The good news is that there is now a better covenant with better promises. In the old covenant, you could be a full-fledged member simply by birth, yet be bound for hell in unbelief. The better promise of the new covenant is that all who are part of it will see heaven. This is because only those in Christ by faith are members. All members of this new covenant, from the greatest to the least, will know Christ (v.11). Just as circumcision was the sign of the old covenant, so is circumcision required in the new. All new covenant members will bear the sign of a circumcised heart which leads to faith. This is the inward reality of all members. I, too, believe in covenant children but only in one of two ways: either a child who comes to saving faith in Christ, or by the fact that all believers are children of God. As Pastor Steve Clevenger so succinctly put it, “You are not in the new covenant without the inward realities.”
The new covenant is unbreakable. All who are in it shall remain in it. No covenant member can wear the external signs, void of internal realities, only to fall away or depart later. Such a person only demonstrates they were not covenant members at all. While Baptists may occasionally mistakenly baptize false converts, Presbyterians routinely do so to those who never even proclaim faith, all in the name of a covenantal continuity that does not exist. This is dangerous territory. If you were baptized as an infant only to come to faith later in life, I urge you to be baptized through faith in the name of the Father, Son, and Holy Spirit. In the absence of faith, your baptism was just a BATHtism. Seek obedience to your Savior have the ordinance be carried out biblically.
The new covenant is unbreakable!
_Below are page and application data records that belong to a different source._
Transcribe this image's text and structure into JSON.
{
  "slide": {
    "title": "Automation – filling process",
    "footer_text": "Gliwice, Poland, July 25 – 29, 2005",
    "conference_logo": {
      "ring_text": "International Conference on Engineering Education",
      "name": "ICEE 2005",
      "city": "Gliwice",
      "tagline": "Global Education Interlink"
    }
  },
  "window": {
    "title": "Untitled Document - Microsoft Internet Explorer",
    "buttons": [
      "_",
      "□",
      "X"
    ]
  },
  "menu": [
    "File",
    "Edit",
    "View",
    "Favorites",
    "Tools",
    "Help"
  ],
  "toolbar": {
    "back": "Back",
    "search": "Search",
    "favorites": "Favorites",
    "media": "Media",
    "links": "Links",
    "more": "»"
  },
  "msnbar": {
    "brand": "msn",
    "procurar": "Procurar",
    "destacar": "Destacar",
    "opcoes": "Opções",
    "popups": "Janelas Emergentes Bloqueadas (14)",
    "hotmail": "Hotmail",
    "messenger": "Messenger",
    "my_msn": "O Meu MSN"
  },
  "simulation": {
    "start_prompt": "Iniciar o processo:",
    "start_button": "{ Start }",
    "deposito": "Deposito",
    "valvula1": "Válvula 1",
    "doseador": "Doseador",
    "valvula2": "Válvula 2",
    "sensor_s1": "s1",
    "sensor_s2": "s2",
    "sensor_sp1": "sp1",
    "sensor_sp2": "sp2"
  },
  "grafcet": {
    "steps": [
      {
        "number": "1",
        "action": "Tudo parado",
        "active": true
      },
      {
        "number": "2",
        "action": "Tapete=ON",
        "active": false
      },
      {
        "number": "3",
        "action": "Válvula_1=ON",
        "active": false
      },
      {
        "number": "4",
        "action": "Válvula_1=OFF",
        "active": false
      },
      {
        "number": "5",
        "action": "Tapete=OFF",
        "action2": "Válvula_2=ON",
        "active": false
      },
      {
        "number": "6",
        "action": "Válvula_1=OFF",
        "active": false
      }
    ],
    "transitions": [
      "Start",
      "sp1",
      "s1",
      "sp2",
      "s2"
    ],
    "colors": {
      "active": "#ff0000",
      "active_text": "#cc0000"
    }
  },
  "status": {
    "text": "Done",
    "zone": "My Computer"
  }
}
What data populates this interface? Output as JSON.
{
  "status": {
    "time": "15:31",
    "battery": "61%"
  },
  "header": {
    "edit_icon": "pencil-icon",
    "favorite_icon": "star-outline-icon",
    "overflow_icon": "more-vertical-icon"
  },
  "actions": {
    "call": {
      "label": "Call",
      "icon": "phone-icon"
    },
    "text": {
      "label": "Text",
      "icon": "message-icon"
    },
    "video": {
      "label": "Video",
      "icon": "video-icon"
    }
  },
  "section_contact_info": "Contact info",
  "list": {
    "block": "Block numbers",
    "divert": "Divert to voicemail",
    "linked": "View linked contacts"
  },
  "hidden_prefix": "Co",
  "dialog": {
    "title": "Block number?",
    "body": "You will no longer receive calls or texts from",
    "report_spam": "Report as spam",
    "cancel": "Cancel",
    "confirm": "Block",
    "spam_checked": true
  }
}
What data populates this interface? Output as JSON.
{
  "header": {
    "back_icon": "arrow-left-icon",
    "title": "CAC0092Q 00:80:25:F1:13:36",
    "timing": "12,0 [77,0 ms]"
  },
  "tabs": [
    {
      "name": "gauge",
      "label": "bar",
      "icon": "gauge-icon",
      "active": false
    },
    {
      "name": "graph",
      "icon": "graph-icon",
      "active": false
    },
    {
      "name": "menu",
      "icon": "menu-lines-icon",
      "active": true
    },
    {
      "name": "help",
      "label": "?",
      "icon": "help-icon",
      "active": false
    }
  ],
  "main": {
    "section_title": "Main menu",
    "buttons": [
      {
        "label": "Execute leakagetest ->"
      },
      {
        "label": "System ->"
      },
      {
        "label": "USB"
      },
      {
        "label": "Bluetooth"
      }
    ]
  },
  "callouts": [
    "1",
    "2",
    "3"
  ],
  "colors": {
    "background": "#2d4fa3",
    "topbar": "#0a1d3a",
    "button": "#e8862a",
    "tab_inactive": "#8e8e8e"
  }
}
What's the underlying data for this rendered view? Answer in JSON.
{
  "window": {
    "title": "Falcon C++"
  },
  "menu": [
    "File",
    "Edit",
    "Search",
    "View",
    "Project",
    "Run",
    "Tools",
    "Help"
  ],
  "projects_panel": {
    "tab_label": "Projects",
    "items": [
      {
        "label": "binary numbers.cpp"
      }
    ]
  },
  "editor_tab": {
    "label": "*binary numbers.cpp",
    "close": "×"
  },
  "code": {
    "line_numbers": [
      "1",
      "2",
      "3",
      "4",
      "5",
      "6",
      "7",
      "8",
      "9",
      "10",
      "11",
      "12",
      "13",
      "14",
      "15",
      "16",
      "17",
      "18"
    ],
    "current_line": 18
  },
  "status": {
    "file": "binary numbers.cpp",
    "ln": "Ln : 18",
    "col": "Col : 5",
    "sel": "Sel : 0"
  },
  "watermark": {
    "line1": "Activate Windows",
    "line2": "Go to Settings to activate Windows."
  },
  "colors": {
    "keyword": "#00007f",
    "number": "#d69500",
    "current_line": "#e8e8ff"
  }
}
Take peace in this and give thanks to the Lord who has called His own and shall preserve us to the end in such an unbreakable covenant.
~ Travis W. Rogers